6. The Forging of a Rebel – Arturo Barea (Autobiography – this is a trilogy, so is it cheating to include it? The three volumes are The Forge [ The Forging of a Rebel Book 1 ] (Flamingo), The Track (Flamingo) and The Forging of a Rebel – The Clash – childhood in Madrid and Castile, action with the Spanish army in the Rif War in Morocco, marriage and children, and finally his part in the Spanish Civil War.)

7. Ulster (A Penguin special) – The Sunday Times Insight Team (Reportage/History – an account of the outbreak in the late 1960s of the most recent “Troubles” in Ireland. As a “child of the Troubles”, this book made a big impression on me when I read it as a young ‘un. And while we’re on the subject, isn’t the “Troubles” an odd term to use to describe periods of general mayhem, localised civil war, military curfew, murder gangs roaming the streets, and widespread fear and loathing. It’s on a par with that other useful phrase – “a wee bit of bother” – as in: “Oh, I’d suggest you take the other road this evening, there’s been a wee bit of bother over beyond.” The WBB a euphemism for, say, the blowing into a ditch of a passing armoured personnel carrier and the killing of those inside. But moving right along…)

8. The Blue TangoEoin McNamee (His imagined version of the real life murder of Patricia Curran in 1952. It was the main pre-Troubles crime celebre in Northern Ireland, never satisfactorily solved. He’s done another interesting version of the death/killing of Princess Diana, called 12:23: Paris. 31st August 1997, but I prefer The Blue Tango.)

9. Postwar: A History of Europe Since 1945Tony Judt (History – Post World War Two history of Europe.)

9 1/2. For Whom the Bell TollsErnest Hemingway (Fiction – you may have heard of this Spanish Civil War tale.)

10. Dead Aid: Why aid is not working and how there is another way for AfricaDambisa Moyo (Well argued polemic – She lays out the reasons the West should suspend development aid to Africa, for the good of Africa.
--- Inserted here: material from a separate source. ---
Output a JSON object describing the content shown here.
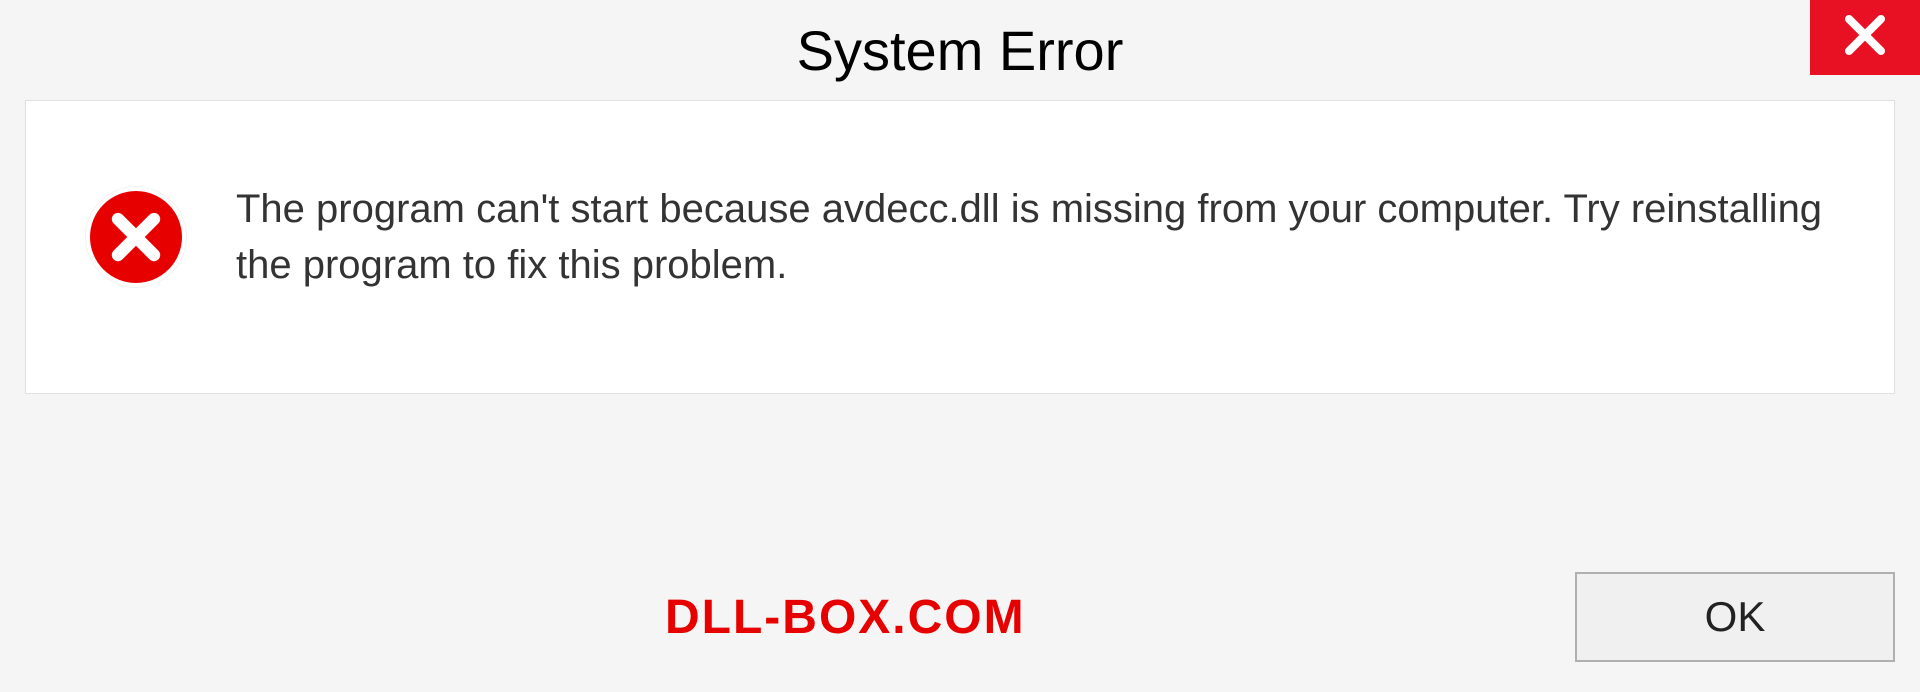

She’s Zambian. I bought the book in Durban, South Africa.)

Phew! I was worried for a moment that I wouldn’t fit it all into a top ten. And appallingly I have failed to include anything by Andrea Camillieri, Henning Mankell, Roddy Doyle, Maurice Leitch, Brian Moore, Chuck Palahniuk, MJ Hyland, Philip Kerr, Iain Banks, Michael Dibdin, Martin Cruz Smith, Andrew Marr or Ian Rankin. Or any poetry at all. Disgusting.

And that previous paragraph means I’ve cheated three times. Rubbish.

6 Comments

Filed under What I'm Reading